DATA SUPPLIED:
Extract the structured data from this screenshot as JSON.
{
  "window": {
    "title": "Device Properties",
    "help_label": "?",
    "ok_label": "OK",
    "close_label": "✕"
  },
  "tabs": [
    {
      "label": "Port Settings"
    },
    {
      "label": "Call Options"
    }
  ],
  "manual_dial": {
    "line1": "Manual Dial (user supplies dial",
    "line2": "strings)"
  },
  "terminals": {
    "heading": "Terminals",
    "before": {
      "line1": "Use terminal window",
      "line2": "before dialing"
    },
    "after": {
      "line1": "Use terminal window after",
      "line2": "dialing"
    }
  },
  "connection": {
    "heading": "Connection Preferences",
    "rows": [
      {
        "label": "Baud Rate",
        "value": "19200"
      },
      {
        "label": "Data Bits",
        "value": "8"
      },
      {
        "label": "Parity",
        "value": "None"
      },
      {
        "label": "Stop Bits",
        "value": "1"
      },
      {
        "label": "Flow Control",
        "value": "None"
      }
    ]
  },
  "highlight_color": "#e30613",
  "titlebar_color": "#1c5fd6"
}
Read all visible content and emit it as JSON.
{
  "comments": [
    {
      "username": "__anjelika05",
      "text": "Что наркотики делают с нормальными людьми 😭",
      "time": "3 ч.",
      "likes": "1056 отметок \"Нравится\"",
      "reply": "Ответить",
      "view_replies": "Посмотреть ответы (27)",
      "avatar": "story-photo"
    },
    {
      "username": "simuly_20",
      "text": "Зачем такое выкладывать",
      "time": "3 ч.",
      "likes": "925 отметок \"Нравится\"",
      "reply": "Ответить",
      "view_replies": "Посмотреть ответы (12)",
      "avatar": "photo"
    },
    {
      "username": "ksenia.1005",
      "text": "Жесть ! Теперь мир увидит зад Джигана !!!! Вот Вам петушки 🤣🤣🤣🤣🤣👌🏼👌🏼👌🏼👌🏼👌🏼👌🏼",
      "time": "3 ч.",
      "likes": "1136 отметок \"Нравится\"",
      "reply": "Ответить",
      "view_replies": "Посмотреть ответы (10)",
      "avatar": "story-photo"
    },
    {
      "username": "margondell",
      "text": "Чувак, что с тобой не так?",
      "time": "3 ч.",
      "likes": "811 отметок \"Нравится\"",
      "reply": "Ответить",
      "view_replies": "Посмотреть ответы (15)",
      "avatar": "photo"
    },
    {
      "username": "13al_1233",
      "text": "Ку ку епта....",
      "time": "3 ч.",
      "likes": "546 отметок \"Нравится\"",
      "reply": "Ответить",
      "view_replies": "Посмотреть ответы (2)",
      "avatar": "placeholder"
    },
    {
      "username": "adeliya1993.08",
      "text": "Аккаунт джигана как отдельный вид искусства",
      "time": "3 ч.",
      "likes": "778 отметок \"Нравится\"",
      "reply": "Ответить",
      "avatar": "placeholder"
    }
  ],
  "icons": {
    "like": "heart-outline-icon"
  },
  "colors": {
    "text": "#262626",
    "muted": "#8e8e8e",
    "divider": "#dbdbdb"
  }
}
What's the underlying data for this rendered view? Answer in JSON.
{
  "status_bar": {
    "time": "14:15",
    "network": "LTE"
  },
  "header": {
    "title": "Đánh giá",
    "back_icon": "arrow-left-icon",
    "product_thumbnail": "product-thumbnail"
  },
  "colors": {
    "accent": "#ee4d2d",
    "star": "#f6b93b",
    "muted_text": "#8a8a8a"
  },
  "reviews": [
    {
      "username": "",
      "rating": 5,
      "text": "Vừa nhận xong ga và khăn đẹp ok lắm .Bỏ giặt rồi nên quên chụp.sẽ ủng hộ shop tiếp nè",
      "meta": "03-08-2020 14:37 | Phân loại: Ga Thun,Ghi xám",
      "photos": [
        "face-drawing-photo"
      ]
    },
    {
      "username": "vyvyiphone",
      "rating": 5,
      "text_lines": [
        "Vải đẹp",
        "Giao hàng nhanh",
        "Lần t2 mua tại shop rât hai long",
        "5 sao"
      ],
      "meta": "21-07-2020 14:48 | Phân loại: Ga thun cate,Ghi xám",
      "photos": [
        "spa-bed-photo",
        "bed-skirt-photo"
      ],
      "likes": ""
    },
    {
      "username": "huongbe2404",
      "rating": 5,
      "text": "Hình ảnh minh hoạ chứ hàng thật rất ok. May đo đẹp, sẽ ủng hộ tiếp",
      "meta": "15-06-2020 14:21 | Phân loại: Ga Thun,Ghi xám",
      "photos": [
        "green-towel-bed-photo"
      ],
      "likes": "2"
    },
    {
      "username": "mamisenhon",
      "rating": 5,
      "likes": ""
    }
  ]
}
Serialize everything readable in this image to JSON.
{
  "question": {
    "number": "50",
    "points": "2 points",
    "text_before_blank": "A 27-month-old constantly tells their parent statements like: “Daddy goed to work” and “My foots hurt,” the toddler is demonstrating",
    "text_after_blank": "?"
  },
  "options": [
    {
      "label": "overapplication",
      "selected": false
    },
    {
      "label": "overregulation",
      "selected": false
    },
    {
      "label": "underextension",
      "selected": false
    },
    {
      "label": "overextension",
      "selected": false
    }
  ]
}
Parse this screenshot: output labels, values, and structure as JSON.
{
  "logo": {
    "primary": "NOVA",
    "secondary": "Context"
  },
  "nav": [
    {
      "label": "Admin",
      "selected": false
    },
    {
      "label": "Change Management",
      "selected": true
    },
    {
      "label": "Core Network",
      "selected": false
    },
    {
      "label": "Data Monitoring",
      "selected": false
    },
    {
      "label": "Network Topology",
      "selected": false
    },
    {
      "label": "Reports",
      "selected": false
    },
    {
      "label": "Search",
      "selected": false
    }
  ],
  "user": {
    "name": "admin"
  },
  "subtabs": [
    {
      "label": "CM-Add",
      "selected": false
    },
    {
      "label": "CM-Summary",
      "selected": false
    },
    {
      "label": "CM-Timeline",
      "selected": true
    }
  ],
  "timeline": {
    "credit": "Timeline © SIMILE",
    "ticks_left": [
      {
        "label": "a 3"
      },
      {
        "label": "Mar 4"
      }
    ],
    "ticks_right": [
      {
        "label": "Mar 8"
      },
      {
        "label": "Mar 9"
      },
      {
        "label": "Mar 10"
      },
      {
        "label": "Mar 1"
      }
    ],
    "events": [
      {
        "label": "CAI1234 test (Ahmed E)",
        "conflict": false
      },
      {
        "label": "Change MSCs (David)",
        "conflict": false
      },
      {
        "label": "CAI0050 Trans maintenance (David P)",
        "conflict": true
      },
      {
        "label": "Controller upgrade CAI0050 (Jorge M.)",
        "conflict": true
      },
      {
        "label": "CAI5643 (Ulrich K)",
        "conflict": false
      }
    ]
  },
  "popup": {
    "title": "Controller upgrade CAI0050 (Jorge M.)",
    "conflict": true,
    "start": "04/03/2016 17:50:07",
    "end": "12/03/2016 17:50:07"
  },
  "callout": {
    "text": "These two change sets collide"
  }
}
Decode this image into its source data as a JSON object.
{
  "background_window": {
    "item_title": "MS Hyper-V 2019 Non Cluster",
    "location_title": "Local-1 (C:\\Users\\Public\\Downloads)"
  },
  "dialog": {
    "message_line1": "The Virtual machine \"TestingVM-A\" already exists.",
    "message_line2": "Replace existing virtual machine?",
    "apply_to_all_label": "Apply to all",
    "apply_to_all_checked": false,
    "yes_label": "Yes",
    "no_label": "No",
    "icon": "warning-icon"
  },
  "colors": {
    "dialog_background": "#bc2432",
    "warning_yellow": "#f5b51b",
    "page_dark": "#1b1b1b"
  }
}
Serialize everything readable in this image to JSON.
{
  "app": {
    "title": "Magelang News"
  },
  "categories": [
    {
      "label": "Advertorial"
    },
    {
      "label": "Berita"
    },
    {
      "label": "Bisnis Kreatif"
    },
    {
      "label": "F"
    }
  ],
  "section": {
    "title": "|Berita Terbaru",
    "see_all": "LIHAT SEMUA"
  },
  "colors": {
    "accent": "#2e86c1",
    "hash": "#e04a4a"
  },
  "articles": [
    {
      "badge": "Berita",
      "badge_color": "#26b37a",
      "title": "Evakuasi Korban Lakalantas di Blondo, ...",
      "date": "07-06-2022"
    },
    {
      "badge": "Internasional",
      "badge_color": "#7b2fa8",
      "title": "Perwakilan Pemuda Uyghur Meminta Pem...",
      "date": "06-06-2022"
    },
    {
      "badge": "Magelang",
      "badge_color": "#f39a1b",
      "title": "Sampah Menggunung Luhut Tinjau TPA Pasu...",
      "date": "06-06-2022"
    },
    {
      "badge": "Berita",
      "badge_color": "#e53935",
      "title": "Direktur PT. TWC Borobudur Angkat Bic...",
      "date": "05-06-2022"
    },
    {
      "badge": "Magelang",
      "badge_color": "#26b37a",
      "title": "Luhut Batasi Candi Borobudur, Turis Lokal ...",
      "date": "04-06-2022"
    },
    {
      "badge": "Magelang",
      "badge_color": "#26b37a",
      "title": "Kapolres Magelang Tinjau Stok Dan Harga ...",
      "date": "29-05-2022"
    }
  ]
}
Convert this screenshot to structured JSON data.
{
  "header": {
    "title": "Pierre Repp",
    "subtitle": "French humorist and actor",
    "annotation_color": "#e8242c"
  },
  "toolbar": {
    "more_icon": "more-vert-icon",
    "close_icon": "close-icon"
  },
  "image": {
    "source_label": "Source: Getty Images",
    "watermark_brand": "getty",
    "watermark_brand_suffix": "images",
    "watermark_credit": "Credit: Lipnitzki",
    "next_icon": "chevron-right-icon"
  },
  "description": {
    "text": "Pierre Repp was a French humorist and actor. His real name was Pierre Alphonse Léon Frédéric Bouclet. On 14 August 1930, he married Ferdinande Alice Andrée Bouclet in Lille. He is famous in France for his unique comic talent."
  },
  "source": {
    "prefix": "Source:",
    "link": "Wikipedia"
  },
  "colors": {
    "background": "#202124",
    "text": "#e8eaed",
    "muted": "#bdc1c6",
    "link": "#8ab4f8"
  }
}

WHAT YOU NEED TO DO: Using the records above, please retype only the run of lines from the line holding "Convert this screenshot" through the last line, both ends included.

TASK RESULT:
Convert this screenshot to structured JSON data.
{
  "header": {
    "title": "Pierre Repp",
    "subtitle": "French humorist and actor",
    "annotation_color": "#e8242c"
  },
  "toolbar": {
    "more_icon": "more-vert-icon",
    "close_icon": "close-icon"
  },
  "image": {
    "source_label": "Source: Getty Images",
    "watermark_brand": "getty",
    "watermark_brand_suffix": "images",
    "watermark_credit": "Credit: Lipnitzki",
    "next_icon": "chevron-right-icon"
  },
  "description": {
    "text": "Pierre Repp was a French humorist and actor. His real name was Pierre Alphonse Léon Frédéric Bouclet. On 14 August 1930, he married Ferdinande Alice Andrée Bouclet in Lille. He is famous in France for his unique comic talent."
  },
  "source": {
    "prefix": "Source:",
    "link": "Wikipedia"
  },
  "colors": {
    "background": "#202124",
    "text": "#e8eaed",
    "muted": "#bdc1c6",
    "link": "#8ab4f8"
  }
}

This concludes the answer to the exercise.